Too many failures, and it will update your firewall to drop all traffic from the offending IP address. Pretty handy, and enough to stop the casual hacker with a dictionary attack.
Fail2ban is very flexible and can be configured to work with any service that writes to a logfile, but here’s the basics to get you up and protected in a few minutes.
1. Get the files
cd to /tmp for a nice place for them to land, then
2. Extract them
tar -xf fail2ban-0.8.4.tar.bz2
3. Head to the new directory and install
then (you need to have python installed)…
python setup.py install
All installed ok?
4. Get it starting up automatically
cp files/redhat-initd /etc/init.d/fail2ban
chkconfig --add fail2ban
chkconfig fail2ban on
You’ll need to turn some stuff on, and fiddle with settings to your liking in:
If you’re enabling SSH-iptables, then the path for SSH monitoring needs to be changed to /var/log/secure

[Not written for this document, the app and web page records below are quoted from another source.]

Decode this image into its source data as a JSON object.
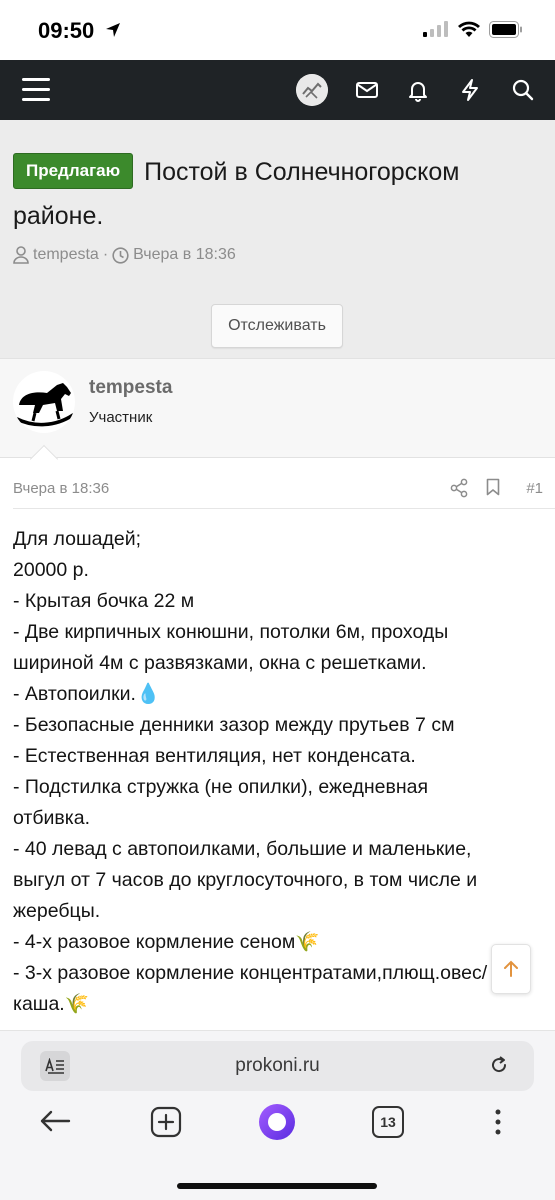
{
  "status_bar": {
    "time": "09:50"
  },
  "navbar": {
    "icons": [
      "menu-icon",
      "avatar",
      "mail-icon",
      "bell-icon",
      "lightning-icon",
      "search-icon"
    ]
  },
  "thread": {
    "prefix": "Предлагаю",
    "title": "Постой в Солнечногорском районе.",
    "author": "tempesta",
    "separator": "·",
    "date": "Вчера в 18:36",
    "watch_label": "Отслеживать"
  },
  "user": {
    "name": "tempesta",
    "role": "Участник"
  },
  "post": {
    "date": "Вчера в 18:36",
    "number": "#1",
    "lines": [
      "Для лошадей;",
      "20000 р.",
      "- Крытая бочка 22 м",
      "- Две кирпичных конюшни, потолки 6м, проходы",
      "шириной 4м с развязками, окна с решетками.",
      "- Автопоилки.",
      "- Безопасные денники зазор между прутьев 7 см",
      "- Естественная вентиляция, нет конденсата.",
      "- Подстилка стружка (не опилки), ежедневная",
      "отбивка.",
      "- 40 левад с автопоилками, большие и маленькие,",
      "выгул от 7 часов до круглосуточного, в том числе и",
      "жеребцы.",
      "- 4-х разовое кормление сеном",
      "- 3-х разовое кормление концентратами,плющ.овес/",
      "каша."
    ],
    "emoji": {
      "droplet": "💧",
      "grain": "🌾"
    }
  },
  "browser": {
    "url": "prokoni.ru",
    "tab_count": "13"
  },
  "colors": {
    "navbar_bg": "#1f2326",
    "prefix_green": "#3c8a2c",
    "header_bg": "#ececec",
    "alice_purple": "#7b3cf0"
  }
}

You can determine the services being monitored, number of retries a user is allowed, as well as the ban time in this settings file.
Once you’re configured, start the service with:
service fail2ban start
You can test the rules per service using:
fail2ban-regex /var/log/secure /etc/fail2ban/filter.d/sshd.conf
The defaults should work correctly for SSH but if they don't, check out this article for more options.
NOTE: fail2Ban 0.8.4 doesn't ban VSFTPD failures
Once I realized that fail2ban was configured to ignore failed logins from my LAN IP's, I did manage to get banned. The following settings worked for me:
[vsftpd-iptables] enabled = true filter = vsftpd action = iptables[name=VSFTPD, port=ftp, protocol=tcp] sendmail-whois[name=VSFTPD, dest=root@localhost, firstname.lastname@example.org] logpath = /var/log/vsftpd.log maxretry = 3 bantime = 1800
I left default settings for IP tables and for /etc/fail2ban/filter.d/vsftpd.conf